Make sure you have obtained a valid username and password, then open the /rest/refresh-token method and write you username and password in the two user and pw fields, respectively, as shown in Figure 4.


Figure 4 Request a new OAuth2 token.

If your credentials are valid, you will receive a new token, otherwise the response will be a 401 Unauthorized error message.

The token you received can be used in any of the API’s methods that require authorisation.
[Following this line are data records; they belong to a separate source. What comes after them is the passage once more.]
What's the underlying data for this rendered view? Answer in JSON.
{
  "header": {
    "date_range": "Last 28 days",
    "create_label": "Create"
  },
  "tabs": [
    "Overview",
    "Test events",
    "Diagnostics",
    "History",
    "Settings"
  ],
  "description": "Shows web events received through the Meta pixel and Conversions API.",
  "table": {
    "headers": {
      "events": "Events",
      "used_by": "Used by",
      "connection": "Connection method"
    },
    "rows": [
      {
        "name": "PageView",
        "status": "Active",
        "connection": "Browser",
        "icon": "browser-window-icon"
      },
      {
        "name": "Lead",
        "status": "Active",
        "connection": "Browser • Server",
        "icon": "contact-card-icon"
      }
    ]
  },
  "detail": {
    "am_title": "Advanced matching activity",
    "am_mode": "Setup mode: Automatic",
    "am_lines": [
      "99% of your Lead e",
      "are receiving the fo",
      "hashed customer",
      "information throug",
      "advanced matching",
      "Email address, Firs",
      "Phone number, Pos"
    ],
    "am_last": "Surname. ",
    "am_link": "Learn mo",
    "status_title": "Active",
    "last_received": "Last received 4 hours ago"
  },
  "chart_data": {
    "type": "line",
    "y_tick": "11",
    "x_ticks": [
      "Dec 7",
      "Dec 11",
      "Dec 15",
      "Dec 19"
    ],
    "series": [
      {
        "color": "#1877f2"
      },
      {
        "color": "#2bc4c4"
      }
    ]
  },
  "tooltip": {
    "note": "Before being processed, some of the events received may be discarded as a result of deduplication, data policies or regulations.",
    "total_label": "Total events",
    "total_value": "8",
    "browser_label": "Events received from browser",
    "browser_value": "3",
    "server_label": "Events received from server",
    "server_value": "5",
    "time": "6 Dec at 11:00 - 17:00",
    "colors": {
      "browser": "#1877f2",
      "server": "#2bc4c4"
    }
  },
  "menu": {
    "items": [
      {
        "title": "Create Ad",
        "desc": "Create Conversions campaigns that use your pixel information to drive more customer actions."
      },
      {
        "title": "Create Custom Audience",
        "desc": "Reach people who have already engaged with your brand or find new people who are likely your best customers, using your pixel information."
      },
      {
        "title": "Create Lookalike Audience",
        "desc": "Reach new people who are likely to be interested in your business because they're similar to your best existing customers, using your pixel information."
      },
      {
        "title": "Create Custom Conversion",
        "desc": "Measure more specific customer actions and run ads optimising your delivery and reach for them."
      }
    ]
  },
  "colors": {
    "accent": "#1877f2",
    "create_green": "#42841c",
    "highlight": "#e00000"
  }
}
A sample call is shown in figure Figure 5. Note the syntax of the Autorization parameter: You must use prefix the authentication token with the Bearer string, followed by an empty space, then by the token.


Figure 5 A successful call to a method requiring authentication.

In case you do not respect the Authorization+space+token sequence, use additional separators in the sequence (like Figure 6 shows), or use an invalid token, you will receive an 401 - Unauthorized HTTP response.


Figure 6 A failed call to a method requiring authentication.

If you use the Command Line Interface.

Like in the case of basic authentication, API calls can be done using a tool like curl or wget, with the same -X and --header options, with the slight difference that the --header option is used twice: The first to require the format of the response, the second to provide the credentials.

curl -X GET "" --header "Accept: */*" --header 'Authorization: Bearer <token>'

Make sure to replace the <token> with the actual token you received.